[Opening Dataset content section]

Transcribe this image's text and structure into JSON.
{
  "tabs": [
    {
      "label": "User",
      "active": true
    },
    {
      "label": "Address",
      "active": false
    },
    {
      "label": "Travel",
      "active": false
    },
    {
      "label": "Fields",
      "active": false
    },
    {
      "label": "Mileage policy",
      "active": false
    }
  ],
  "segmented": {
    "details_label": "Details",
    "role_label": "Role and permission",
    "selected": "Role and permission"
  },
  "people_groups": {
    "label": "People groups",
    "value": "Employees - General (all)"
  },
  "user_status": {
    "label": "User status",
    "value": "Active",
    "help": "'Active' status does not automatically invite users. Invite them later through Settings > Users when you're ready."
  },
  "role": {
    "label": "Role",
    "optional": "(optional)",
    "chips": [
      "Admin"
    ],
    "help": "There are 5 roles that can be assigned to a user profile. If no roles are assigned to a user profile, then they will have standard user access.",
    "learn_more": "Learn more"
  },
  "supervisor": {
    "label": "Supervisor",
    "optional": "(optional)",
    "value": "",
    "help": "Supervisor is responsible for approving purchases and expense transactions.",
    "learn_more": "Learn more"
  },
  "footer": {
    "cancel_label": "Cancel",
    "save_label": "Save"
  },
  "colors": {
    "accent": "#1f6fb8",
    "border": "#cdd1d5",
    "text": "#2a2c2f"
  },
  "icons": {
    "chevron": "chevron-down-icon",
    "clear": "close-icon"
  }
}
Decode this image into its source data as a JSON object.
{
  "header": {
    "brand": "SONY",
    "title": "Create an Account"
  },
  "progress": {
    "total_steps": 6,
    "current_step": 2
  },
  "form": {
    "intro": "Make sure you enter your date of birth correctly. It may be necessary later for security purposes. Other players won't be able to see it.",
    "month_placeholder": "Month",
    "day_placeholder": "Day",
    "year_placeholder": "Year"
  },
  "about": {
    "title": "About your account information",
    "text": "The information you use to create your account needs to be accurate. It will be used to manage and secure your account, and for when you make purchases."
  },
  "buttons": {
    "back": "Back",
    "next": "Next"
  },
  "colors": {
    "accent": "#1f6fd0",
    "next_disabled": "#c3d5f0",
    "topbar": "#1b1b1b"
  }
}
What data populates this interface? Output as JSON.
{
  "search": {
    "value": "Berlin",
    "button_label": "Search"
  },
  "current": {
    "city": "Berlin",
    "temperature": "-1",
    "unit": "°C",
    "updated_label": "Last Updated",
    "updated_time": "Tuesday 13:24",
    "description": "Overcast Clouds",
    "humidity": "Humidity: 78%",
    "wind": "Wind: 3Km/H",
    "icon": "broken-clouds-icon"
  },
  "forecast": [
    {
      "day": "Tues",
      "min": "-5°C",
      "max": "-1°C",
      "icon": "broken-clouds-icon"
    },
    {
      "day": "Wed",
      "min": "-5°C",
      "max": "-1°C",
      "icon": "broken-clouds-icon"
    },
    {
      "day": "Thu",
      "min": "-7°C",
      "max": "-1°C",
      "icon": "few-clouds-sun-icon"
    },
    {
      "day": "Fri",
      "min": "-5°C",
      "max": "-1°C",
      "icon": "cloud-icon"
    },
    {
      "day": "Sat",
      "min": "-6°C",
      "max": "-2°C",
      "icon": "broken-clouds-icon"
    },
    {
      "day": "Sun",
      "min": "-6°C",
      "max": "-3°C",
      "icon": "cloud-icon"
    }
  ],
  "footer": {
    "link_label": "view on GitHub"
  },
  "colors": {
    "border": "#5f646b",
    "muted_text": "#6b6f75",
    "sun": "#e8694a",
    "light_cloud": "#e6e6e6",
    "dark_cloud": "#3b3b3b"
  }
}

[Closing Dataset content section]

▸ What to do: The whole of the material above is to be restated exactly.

▸ Response for this exercise:
Transcribe this image's text and structure into JSON.
{
  "tabs": [
    {
      "label": "User",
      "active": true
    },
    {
      "label": "Address",
      "active": false
    },
    {
      "label": "Travel",
      "active": false
    },
    {
      "label": "Fields",
      "active": false
    },
    {
      "label": "Mileage policy",
      "active": false
    }
  ],
  "segmented": {
    "details_label": "Details",
    "role_label": "Role and permission",
    "selected": "Role and permission"
  },
  "people_groups": {
    "label": "People groups",
    "value": "Employees - General (all)"
  },
  "user_status": {
    "label": "User status",
    "value": "Active",
    "help": "'Active' status does not automatically invite users. Invite them later through Settings > Users when you're ready."
  },
  "role": {
    "label": "Role",
    "optional": "(optional)",
    "chips": [
      "Admin"
    ],
    "help": "There are 5 roles that can be assigned to a user profile. If no roles are assigned to a user profile, then they will have standard user access.",
    "learn_more": "Learn more"
  },
  "supervisor": {
    "label": "Supervisor",
    "optional": "(optional)",
    "value": "",
    "help": "Supervisor is responsible for approving purchases and expense transactions.",
    "learn_more": "Learn more"
  },
  "footer": {
    "cancel_label": "Cancel",
    "save_label": "Save"
  },
  "colors": {
    "accent": "#1f6fb8",
    "border": "#cdd1d5",
    "text": "#2a2c2f"
  },
  "icons": {
    "chevron": "chevron-down-icon",
    "clear": "close-icon"
  }
}
Decode this image into its source data as a JSON object.
{
  "header": {
    "brand": "SONY",
    "title": "Create an Account"
  },
  "progress": {
    "total_steps": 6,
    "current_step": 2
  },
  "form": {
    "intro": "Make sure you enter your date of birth correctly. It may be necessary later for security purposes. Other players won't be able to see it.",
    "month_placeholder": "Month",
    "day_placeholder": "Day",
    "year_placeholder": "Year"
  },
  "about": {
    "title": "About your account information",
    "text": "The information you use to create your account needs to be accurate. It will be used to manage and secure your account, and for when you make purchases."
  },
  "buttons": {
    "back": "Back",
    "next": "Next"
  },
  "colors": {
    "accent": "#1f6fd0",
    "next_disabled": "#c3d5f0",
    "topbar": "#1b1b1b"
  }
}
What data populates this interface? Output as JSON.
{
  "search": {
    "value": "Berlin",
    "button_label": "Search"
  },
  "current": {
    "city": "Berlin",
    "temperature": "-1",
    "unit": "°C",
    "updated_label": "Last Updated",
    "updated_time": "Tuesday 13:24",
    "description": "Overcast Clouds",
    "humidity": "Humidity: 78%",
    "wind": "Wind: 3Km/H",
    "icon": "broken-clouds-icon"
  },
  "forecast": [
    {
      "day": "Tues",
      "min": "-5°C",
      "max": "-1°C",
      "icon": "broken-clouds-icon"
    },
    {
      "day": "Wed",
      "min": "-5°C",
      "max": "-1°C",
      "icon": "broken-clouds-icon"
    },
    {
      "day": "Thu",
      "min": "-7°C",
      "max": "-1°C",
      "icon": "few-clouds-sun-icon"
    },
    {
      "day": "Fri",
      "min": "-5°C",
      "max": "-1°C",
      "icon": "cloud-icon"
    },
    {
      "day": "Sat",
      "min": "-6°C",
      "max": "-2°C",
      "icon": "broken-clouds-icon"
    },
    {
      "day": "Sun",
      "min": "-6°C",
      "max": "-3°C",
      "icon": "cloud-icon"
    }
  ],
  "footer": {
    "link_label": "view on GitHub"
  },
  "colors": {
    "border": "#5f646b",
    "muted_text": "#6b6f75",
    "sun": "#e8694a",
    "light_cloud": "#e6e6e6",
    "dark_cloud": "#3b3b3b"
  }
}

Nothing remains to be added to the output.